[Dataset records]
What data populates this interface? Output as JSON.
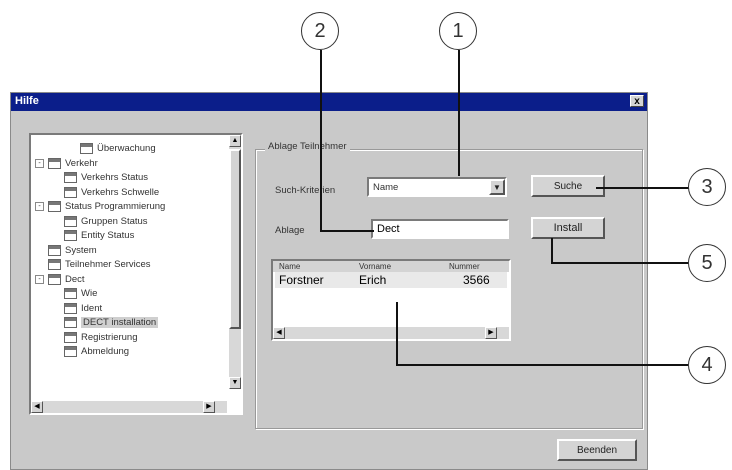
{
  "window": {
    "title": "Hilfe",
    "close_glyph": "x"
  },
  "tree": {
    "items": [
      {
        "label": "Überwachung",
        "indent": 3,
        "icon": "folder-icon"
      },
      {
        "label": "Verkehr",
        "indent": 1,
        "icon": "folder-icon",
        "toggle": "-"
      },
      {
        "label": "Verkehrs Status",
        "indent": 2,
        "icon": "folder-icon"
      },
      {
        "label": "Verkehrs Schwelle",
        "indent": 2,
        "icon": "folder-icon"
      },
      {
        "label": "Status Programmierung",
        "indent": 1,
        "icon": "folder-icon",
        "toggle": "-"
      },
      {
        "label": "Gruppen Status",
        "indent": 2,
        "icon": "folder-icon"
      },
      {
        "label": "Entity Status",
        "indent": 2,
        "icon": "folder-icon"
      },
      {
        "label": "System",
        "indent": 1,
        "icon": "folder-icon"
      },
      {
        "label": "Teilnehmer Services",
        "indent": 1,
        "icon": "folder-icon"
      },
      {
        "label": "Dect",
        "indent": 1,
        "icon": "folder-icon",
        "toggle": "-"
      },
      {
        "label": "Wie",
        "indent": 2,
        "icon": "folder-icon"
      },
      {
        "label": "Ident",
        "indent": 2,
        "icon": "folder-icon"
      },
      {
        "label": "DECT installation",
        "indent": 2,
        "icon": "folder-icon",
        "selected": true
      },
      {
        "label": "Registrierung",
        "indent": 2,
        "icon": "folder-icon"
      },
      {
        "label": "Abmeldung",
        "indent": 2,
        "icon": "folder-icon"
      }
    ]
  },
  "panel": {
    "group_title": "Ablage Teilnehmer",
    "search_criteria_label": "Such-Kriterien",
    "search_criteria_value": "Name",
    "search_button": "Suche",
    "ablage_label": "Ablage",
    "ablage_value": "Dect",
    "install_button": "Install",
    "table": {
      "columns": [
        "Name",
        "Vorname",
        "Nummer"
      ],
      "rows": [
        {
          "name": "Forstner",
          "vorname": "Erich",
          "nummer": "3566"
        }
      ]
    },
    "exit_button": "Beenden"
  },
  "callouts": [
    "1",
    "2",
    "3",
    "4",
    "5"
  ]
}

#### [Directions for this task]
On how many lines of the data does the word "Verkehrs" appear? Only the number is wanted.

#### [Answer space]
2